You are not alone, you are not to blame, and with the right help you will get better. (Postpartum Support International Universal Message)
Finding yourself feeling worried or anxious about your pregnancy? Is being a parent very different from what you had dreamed it would be? Do you feel alone and scared?
As a mother of two, I understand the challenges of having a new baby and the stress having a baby can have on your relationships. Despite how prepared you may be, most days feel out of your control. After having a baby, it is common to experience “baby blues”, where you feel weepy, stressed, tired, sad, anxious, or lonely. For some women, a new baby can lead to feelings of intense sadness, fluctuating mood or intense anxiety. Whatever your current symptoms, know that you are not alone and that with the right help things can get better. I have completed the Maternal Mental Health NOW Certificate Training – Bringing Light to Motherhood: Online Training on Maternal Mental Health and will help you improve your relationships and support you as you adjust to your role of becoming a parent.
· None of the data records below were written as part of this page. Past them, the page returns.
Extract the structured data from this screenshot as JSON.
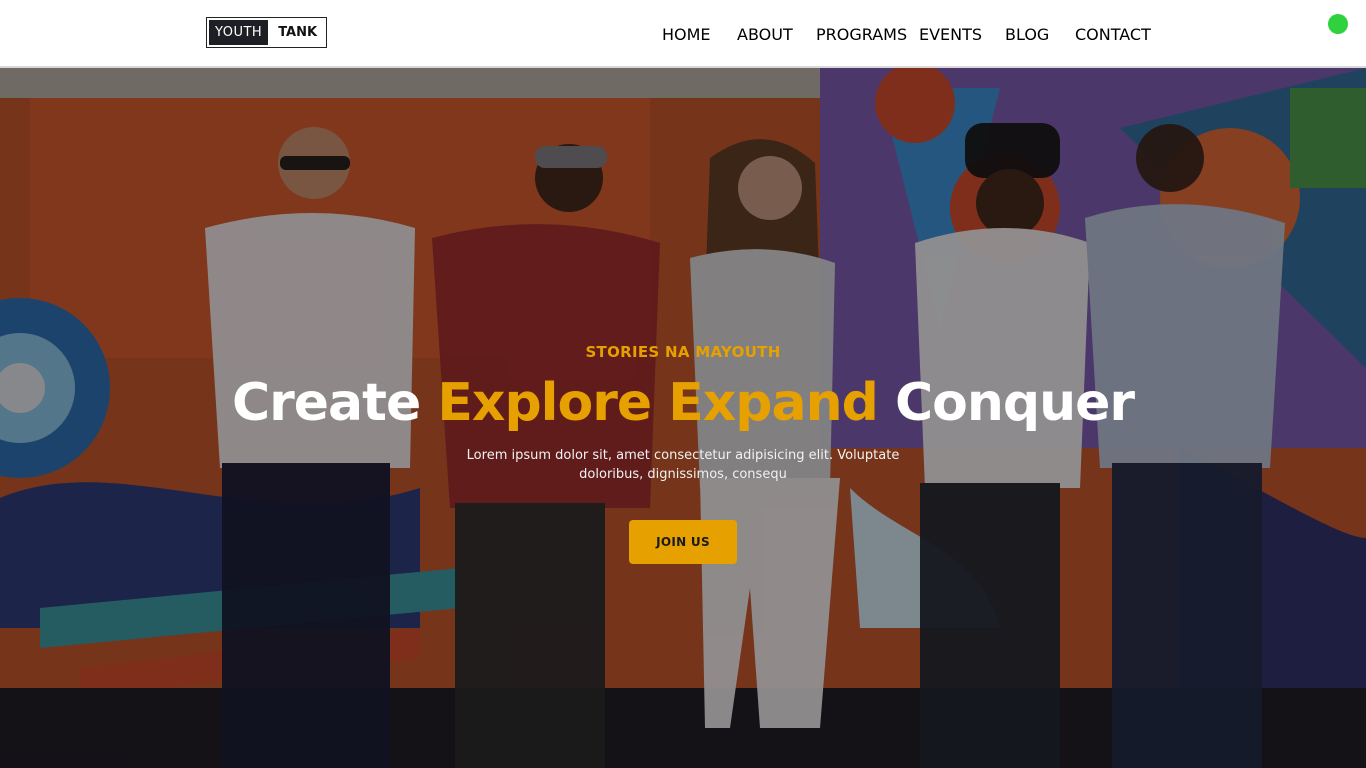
{
  "logo": {
    "part_a": "YOUTH",
    "part_b": "TANK"
  },
  "nav": [
    {
      "label": "HOME"
    },
    {
      "label": "ABOUT"
    },
    {
      "label": "PROGRAMS"
    },
    {
      "label": "EVENTS"
    },
    {
      "label": "BLOG"
    },
    {
      "label": "CONTACT"
    }
  ],
  "status_dot_color": "#2fd13e",
  "hero": {
    "kicker": "STORIES NA MAYOUTH",
    "headline": {
      "w1": "Create",
      "w2": "Explore",
      "w3": "Expand",
      "w4": "Conquer"
    },
    "subtext": "Lorem ipsum dolor sit, amet consectetur adipisicing elit. Voluptate doloribus, dignissimos, consequ",
    "cta_label": "JOIN US",
    "image_icon": "group-photo-graffiti-wall"
  },
  "colors": {
    "accent": "#e6a100",
    "nav_text": "#111111",
    "navbar_bg": "#ffffff"
  }
}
Facts and Statistics
In the U.S. 15% to 20% of new moms, or about 1 million women each year experience perinatal mood and anxiety disorders.
10-22% of women experience depression during pregnancy and postpartum year.
Perinatal depression can affect any woman regardless of age, income, culture, or education.
Baby blues, a normal adjustment period after birth, usually lasts from 2 to 3 weeks.
Maternal depression and anxiety are treatable. The sooner you get treatment the better the outcome for the whole family.